How to use a serial terminal

Many pieces of field and laboratory equipment, our products included, utilize serial communication to interface with your computer. Serial connections allow you to send commands to an instrument to configure it and receive data back for setup or logging.  This blog post will briefly explain how to use a free serial terminal application to connect to and communicate with any serial device. By the end you will be a pro and ready to go control anything with a serial port on the back!

What is serial communication?

Serial communication between two devices refers to the method by which they transfer information – one bit at a time or serially. This is opposed to parallel communication, in which many bits may be sent simultaneously (often 8 or 16 at a time to make a byte or word). Serial communication transfers data one bit at a time (“bit-by-bit!”).

Although it generally involves slower data transfer rates, this method has several advantages. For instance, serial communication is easily configurable and commonly used in embedded systems. Additionally, it requires fewer data transfer wires simplifying the electronics and cabling requirements.

Most of our products connect with your computer using a universal serial bus (USB) port. If your instrument utilizes a serial connector (often a DB9 style connection), it may be necessary to purchase a serial to USB adapter if your computer does not have the appropriate port. In fact, these are handy to have out in the field as you never know what instrumentation you may encounter. 

How to connect with and configure your instrument

The first step involved in configuring your instrument is to download the CoolTerm application. There are many serial terminal tools available, but CoolTerm is a free, easy to use serial communication application that we often use in the shop and the field. Download the application for your operating system and follow the installation instructions in the README file on where to place the files for the application.

Default CoolTerm window

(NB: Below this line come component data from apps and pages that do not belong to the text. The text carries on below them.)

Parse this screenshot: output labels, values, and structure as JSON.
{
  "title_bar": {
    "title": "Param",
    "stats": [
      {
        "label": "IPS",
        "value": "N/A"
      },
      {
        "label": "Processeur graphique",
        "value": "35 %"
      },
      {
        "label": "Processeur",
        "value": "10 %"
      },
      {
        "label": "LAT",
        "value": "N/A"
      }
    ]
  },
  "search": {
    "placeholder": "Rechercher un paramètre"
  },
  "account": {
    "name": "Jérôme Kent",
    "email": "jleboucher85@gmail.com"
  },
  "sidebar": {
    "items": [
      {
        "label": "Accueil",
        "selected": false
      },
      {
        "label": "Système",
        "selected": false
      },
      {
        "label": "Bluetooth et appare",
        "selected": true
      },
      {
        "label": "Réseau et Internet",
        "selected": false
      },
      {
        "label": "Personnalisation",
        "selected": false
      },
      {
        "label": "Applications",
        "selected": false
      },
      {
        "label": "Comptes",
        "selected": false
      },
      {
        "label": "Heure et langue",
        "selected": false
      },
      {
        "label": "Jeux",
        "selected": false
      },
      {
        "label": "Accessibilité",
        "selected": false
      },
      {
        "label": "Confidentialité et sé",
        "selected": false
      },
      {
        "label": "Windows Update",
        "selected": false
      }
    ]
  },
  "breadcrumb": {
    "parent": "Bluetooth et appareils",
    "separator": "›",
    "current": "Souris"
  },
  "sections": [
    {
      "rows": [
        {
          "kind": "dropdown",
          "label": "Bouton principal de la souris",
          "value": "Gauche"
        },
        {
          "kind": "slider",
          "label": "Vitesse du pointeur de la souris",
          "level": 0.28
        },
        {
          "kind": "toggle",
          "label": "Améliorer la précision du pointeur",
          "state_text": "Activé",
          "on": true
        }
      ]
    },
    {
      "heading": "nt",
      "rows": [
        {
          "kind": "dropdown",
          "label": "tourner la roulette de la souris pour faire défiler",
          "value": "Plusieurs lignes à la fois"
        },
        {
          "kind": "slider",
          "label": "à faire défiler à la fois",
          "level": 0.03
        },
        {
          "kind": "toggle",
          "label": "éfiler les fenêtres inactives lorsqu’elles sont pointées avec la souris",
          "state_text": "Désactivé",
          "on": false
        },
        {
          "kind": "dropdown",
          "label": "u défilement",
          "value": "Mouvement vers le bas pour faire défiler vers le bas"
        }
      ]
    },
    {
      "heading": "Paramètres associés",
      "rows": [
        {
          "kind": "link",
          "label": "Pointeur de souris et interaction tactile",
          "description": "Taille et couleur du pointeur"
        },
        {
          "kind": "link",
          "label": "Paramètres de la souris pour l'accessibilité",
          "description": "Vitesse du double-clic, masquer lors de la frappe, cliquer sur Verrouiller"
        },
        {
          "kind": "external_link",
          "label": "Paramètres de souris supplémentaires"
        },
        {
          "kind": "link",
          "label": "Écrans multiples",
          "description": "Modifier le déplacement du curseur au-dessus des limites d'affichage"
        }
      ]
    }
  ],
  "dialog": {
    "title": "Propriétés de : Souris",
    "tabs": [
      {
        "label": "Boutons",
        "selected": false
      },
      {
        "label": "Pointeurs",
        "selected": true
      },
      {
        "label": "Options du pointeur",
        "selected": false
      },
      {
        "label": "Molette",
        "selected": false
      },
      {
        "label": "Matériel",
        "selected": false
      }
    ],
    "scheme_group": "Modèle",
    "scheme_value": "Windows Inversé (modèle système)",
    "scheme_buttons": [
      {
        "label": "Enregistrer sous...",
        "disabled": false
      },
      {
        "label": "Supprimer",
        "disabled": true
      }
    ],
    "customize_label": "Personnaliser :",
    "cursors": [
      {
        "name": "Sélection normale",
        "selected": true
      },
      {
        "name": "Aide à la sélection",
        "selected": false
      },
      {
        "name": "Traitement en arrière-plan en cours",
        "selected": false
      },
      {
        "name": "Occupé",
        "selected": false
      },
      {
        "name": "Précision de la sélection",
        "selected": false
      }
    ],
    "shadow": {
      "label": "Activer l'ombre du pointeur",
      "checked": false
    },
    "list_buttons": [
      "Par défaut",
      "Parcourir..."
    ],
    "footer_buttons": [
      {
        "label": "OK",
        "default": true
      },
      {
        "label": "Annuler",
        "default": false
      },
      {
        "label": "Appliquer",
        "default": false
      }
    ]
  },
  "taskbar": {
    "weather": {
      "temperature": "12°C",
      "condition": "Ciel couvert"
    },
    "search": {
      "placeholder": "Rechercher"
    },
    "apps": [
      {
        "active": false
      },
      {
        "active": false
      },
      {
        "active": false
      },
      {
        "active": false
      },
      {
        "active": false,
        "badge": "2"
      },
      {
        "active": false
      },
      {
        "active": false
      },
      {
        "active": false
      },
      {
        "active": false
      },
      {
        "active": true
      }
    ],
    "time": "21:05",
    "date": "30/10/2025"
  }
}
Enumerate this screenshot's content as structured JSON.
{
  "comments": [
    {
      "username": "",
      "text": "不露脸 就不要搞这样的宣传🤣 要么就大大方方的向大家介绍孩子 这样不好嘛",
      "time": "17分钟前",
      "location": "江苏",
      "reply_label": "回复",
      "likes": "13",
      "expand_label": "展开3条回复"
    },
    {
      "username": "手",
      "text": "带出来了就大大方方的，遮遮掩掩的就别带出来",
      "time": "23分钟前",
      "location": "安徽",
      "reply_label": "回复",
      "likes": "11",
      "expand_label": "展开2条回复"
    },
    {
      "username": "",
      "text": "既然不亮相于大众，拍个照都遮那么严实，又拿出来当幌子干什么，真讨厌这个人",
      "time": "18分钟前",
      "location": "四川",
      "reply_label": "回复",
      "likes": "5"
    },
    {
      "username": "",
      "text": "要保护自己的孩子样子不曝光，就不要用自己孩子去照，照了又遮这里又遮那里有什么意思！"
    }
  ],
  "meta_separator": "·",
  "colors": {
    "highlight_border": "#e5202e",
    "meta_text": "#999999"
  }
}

Step 1 – Identify the Device

In order to identify the device you want to connect to, first make sure that the device is not connected to your computer. In CoolTerm, go to Connection → Options → Port, and take stock of the identified devices.

Now, connect your instrument to your computer and click “Re-Scan Serial Ports.”

COM3 has appeared as a newly added port, so we know that it is our device. Ports are not called COM on Max/Linux systems, but the idea is identical.

Step 2- Configure

Before connecting, take a look at your device manual to determine the baud rate (data transmission rate) that your instrument uses. If you don’t know the baud rate a guess and check method can be employed, but we’ve found many geophysical instruments have 9600 baud as a default. 

You may want to change some of the default settings to make the application easier to use. For example, if you attempt to type a command, you won’t see anything appear on screen even though it is sent to the instrument. Additionally, any errors that you make cannot be remedied because the characters are sent to the device as you hit each key. This can be fixed by going to Connection→Options→Terminal, and clicking “Line Mode.” You will then be able to see and edit your commands before sending them.

 If the data is TAB formatted the default settings format the tabs as a period character. This is especially annoying if your data contain numerical data with decimal values! You can change this setting in Connection→Options→Data Handling, by clicking “Format TAB separated text.”


Data from RTD sensors before TAB formatting.
Data after formatting

Step 3 – Connect

Press “OK”, then click “Connect” at the top of the application screen. You should see the red “Disconnected” text at the bottom of the screen change to “Connected.”

That’s it! You are now connected to the device and it is ready to send and receive data!

Sending commands to your instrument

The commands that you send to your instrument will depend on what device you are using. The available commands may be found in the documentation of that device. 

In order for the computer and device to effectively speak to one another, serial communication relies on a set of rules for how data is transmitted. These rules include the baud rate, number of bits per packet of data, number of stop bits, and whether or not parity (error checking) is enabled. These settings can be altered in Connection Options. Most of the time parity will be turned off, there will be eight data bits, and one stop bit. If your device is configured differently, it should be recorded in the documentation. It is important that your computer and device are on the same page regarding these settings. If a command allows you to change the baud rate used by your instrument, for example, you must be sure to change this setting in CoolTerm, as well.

Example Commands

The device demonstrated in this blog post is the Leeman Geophysical 4-Channel RTD Interface, which allows you to connect up to four resistance temperature detectors (RTDs) and serially transfer readings to your computer, as well as send an analog temperature-dependent signal to other devices such as analog to digital converters. The commands for this device are listed in the documentation.

Commands from the Leeman Geophysical RTD Interface Documentation.

To view my settings, I input the command SHOW. To take a temperature reading from all sensors, I type the command READ.

Command outputs from the RTD Interface. The reading from a temperature sensor is boxed in red.


Sending serial commands to your instruments is a simple process that allows you to interface with and configure attached equipment. It may seem mystical  or complicated at first, but following the simple steps of identify, configure, and connect will make connecting to equipment a snap! Our team uses serial communications every single day and have even been tasked with reverse engineering serial commands from instruments whose manufacturer went out of business! If you’ve got a tough communications problem or and instrument that just won’t cooperate, drop us a line!